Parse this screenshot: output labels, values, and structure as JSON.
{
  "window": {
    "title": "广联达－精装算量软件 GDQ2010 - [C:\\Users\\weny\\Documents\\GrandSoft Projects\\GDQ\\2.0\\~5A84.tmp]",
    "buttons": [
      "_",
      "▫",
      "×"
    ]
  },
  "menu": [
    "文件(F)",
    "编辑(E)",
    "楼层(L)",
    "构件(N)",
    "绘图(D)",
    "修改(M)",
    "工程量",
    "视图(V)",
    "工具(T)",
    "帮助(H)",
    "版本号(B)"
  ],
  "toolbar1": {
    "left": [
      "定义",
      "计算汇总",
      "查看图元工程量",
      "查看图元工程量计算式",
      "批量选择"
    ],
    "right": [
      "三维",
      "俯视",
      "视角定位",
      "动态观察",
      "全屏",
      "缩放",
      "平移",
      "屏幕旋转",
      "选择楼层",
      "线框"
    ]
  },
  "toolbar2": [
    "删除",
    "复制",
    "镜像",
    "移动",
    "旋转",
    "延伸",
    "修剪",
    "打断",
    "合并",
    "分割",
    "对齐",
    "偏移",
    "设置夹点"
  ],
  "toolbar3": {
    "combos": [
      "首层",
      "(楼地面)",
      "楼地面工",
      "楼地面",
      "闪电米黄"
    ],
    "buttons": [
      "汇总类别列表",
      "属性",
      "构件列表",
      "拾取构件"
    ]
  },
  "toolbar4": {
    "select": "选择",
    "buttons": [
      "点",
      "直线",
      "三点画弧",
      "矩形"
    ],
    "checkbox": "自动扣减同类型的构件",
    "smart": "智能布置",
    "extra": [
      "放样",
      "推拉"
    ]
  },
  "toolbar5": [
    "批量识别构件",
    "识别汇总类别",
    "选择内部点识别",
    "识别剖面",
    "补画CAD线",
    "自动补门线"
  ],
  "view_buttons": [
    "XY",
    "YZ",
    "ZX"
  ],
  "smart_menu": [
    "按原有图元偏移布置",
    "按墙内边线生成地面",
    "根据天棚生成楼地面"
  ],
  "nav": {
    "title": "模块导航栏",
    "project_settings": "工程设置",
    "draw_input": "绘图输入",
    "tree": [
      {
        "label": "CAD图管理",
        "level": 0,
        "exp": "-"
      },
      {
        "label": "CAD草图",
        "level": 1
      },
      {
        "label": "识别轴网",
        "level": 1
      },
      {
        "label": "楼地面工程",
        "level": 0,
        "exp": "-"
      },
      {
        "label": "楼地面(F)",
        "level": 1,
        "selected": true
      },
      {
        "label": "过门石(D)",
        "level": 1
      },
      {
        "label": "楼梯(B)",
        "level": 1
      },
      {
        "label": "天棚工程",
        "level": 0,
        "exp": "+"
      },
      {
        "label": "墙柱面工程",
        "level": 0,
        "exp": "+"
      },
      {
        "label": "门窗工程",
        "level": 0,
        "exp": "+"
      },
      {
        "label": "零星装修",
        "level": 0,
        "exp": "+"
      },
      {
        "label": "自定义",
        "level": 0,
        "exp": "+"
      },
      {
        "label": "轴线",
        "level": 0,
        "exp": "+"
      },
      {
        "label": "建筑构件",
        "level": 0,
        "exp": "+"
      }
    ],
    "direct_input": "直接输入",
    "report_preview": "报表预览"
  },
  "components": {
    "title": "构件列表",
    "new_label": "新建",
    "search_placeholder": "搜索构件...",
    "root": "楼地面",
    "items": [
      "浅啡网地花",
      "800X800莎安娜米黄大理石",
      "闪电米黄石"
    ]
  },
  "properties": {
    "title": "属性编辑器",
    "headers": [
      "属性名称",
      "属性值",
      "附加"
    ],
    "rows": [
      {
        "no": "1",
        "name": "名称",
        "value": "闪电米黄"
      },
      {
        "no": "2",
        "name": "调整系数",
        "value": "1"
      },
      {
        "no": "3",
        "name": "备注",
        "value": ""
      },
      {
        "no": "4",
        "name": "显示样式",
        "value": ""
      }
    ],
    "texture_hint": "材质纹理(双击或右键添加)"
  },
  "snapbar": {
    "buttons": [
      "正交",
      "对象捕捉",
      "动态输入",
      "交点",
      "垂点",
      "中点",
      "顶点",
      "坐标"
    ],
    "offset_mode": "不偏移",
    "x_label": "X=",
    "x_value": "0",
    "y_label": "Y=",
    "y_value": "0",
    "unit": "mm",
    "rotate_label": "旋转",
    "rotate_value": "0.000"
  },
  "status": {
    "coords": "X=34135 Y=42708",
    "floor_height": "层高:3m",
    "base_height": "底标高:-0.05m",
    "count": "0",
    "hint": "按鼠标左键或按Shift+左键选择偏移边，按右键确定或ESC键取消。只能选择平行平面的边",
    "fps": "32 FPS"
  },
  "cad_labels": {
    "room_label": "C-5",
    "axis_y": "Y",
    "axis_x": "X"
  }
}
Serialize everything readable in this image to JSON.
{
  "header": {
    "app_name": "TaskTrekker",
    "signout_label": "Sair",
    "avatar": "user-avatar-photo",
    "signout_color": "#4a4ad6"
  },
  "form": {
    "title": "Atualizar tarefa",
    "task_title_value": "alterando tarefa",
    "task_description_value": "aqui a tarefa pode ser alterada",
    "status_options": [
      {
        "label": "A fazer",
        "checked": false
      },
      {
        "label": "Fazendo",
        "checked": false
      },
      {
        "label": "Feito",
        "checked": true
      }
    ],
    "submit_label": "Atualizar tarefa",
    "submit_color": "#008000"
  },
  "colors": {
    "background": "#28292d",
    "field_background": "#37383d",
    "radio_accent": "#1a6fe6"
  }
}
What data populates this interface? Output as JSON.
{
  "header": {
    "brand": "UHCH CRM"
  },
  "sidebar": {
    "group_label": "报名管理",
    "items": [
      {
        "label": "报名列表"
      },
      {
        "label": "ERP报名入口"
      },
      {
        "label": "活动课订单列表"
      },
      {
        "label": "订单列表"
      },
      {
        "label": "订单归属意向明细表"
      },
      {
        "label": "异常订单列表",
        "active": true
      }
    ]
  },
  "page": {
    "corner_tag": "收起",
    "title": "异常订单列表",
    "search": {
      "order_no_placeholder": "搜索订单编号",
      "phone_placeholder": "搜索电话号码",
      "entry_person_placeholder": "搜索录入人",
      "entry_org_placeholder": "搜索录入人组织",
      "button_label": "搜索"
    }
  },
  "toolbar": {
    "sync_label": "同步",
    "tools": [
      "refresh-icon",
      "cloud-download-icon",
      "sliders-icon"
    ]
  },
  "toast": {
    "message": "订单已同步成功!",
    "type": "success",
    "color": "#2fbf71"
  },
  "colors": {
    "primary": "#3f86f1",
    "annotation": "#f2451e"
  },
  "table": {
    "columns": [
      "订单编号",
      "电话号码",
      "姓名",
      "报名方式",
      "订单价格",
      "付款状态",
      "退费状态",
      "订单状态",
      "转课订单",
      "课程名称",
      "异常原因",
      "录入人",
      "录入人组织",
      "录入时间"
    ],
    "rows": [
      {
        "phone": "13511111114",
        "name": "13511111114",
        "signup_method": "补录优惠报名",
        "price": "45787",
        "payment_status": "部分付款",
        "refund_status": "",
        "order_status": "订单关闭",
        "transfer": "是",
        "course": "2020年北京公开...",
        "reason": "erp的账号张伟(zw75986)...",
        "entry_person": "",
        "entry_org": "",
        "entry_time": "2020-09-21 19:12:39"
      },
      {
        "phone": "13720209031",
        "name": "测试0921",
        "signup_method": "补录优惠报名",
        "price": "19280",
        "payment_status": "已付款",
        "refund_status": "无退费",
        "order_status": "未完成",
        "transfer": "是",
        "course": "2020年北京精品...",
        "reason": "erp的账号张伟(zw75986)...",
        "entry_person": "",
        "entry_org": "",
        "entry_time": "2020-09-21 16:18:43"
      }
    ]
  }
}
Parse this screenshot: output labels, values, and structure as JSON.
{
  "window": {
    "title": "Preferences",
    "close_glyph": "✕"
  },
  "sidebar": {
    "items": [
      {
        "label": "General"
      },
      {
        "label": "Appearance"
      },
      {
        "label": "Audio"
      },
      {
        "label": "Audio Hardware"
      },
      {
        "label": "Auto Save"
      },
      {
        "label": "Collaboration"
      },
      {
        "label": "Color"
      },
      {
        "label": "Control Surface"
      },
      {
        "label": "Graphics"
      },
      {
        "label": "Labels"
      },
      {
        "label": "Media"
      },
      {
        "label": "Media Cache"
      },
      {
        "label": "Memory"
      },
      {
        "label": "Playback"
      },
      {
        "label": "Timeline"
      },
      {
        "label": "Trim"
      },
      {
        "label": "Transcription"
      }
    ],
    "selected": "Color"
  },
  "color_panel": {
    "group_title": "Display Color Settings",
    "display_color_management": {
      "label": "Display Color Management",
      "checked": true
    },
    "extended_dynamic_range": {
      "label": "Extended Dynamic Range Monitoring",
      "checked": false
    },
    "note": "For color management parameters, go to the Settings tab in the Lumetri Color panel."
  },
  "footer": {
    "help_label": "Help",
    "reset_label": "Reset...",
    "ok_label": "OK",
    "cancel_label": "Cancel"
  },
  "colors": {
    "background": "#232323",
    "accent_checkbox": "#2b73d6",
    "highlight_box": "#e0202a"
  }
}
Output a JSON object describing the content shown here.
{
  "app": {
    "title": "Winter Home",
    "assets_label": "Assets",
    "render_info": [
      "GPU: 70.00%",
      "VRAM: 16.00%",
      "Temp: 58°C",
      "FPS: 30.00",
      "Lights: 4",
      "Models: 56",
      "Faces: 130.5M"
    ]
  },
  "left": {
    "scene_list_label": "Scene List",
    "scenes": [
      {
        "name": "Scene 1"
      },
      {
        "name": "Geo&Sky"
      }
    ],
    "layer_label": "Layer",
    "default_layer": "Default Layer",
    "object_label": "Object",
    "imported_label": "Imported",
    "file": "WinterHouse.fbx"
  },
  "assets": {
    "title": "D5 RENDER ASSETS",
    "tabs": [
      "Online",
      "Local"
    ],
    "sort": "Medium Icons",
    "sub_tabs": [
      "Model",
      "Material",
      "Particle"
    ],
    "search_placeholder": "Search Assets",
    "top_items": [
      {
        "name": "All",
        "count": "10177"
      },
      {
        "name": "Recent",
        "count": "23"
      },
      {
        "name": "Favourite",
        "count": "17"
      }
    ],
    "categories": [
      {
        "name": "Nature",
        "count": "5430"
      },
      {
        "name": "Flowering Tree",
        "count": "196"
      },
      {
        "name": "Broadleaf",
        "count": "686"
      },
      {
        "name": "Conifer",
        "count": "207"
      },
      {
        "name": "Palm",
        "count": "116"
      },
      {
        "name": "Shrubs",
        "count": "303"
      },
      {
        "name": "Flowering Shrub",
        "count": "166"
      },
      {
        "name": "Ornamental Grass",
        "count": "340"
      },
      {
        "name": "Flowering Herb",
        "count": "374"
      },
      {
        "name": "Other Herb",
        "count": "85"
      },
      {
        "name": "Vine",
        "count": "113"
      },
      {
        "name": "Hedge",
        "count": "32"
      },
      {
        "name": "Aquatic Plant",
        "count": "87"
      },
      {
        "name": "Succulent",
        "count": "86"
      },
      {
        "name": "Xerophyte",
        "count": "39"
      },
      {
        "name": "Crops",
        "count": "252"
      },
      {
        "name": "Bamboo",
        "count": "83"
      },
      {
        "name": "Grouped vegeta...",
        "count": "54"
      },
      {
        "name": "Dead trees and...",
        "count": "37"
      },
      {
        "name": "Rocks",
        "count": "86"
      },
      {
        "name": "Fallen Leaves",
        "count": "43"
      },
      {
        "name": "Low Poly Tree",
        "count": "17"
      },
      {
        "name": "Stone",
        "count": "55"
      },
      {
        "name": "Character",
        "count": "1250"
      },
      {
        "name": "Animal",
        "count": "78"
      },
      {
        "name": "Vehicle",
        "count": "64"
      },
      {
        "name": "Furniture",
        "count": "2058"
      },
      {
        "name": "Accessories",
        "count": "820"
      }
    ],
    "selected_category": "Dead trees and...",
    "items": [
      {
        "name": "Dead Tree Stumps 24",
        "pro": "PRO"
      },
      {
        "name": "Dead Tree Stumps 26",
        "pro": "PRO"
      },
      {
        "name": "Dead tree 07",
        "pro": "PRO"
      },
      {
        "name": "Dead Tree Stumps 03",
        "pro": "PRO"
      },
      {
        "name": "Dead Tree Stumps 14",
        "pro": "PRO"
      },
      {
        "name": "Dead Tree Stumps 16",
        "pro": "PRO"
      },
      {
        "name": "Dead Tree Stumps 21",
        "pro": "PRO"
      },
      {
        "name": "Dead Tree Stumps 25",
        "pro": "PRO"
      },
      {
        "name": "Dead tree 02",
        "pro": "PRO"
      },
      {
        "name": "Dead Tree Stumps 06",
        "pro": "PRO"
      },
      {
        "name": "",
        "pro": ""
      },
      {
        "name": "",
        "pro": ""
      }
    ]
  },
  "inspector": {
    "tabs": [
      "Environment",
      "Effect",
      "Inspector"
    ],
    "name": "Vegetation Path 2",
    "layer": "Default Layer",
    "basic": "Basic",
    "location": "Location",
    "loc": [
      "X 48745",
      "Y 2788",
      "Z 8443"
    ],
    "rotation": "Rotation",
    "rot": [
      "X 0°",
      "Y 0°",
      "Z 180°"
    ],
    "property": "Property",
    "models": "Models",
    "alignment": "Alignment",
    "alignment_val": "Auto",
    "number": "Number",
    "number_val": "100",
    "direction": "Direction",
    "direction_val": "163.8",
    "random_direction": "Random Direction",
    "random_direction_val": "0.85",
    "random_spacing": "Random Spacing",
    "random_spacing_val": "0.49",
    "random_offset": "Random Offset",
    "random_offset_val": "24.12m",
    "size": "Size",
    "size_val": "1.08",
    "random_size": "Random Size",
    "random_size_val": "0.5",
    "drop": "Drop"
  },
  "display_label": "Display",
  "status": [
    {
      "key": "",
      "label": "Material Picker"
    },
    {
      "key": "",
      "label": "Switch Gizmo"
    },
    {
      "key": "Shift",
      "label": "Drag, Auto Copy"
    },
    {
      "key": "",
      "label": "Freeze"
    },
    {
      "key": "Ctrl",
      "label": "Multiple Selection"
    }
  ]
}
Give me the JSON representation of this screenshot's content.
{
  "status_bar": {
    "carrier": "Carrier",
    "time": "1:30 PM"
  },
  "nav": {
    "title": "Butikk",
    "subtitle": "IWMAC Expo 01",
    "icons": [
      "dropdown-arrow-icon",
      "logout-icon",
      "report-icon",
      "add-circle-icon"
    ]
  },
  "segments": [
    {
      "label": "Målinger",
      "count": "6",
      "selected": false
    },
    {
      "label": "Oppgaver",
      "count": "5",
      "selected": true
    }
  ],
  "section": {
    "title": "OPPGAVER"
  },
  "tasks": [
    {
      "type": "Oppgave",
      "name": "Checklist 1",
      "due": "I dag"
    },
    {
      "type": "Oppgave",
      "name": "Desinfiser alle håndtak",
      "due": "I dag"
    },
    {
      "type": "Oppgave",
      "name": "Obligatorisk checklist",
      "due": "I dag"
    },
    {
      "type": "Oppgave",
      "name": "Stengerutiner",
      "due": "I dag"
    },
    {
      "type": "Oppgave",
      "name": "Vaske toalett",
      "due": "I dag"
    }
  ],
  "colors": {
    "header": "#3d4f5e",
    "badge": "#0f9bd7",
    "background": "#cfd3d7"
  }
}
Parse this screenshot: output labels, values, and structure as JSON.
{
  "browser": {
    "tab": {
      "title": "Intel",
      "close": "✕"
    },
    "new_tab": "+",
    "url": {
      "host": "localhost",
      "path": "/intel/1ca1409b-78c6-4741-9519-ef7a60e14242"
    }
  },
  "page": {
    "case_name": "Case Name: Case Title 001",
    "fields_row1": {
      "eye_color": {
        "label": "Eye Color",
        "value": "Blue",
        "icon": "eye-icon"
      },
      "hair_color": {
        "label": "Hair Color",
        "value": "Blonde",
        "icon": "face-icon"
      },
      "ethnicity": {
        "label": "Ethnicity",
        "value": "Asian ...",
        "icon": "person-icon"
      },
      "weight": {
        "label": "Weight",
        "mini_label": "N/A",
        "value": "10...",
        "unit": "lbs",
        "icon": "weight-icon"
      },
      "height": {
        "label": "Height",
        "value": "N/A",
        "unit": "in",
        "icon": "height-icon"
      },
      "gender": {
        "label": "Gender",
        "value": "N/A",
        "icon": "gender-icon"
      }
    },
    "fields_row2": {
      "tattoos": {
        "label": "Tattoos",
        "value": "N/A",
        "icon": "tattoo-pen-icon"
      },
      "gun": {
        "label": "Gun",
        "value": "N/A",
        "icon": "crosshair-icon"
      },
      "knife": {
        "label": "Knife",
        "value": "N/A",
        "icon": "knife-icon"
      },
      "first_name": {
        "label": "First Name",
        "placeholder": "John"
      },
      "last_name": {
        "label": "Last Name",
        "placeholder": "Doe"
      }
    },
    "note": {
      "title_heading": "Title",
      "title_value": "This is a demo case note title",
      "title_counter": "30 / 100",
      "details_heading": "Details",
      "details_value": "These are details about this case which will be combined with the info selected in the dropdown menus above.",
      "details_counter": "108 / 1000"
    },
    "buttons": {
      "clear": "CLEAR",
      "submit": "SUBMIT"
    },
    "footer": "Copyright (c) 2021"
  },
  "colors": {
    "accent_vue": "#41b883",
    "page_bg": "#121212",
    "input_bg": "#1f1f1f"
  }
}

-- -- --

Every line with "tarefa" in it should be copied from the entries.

    "title": "Atualizar tarefa",
    "task_title_value": "alterando tarefa",
    "task_description_value": "aqui a tarefa pode ser alterada",
    "submit_label": "Atualizar tarefa",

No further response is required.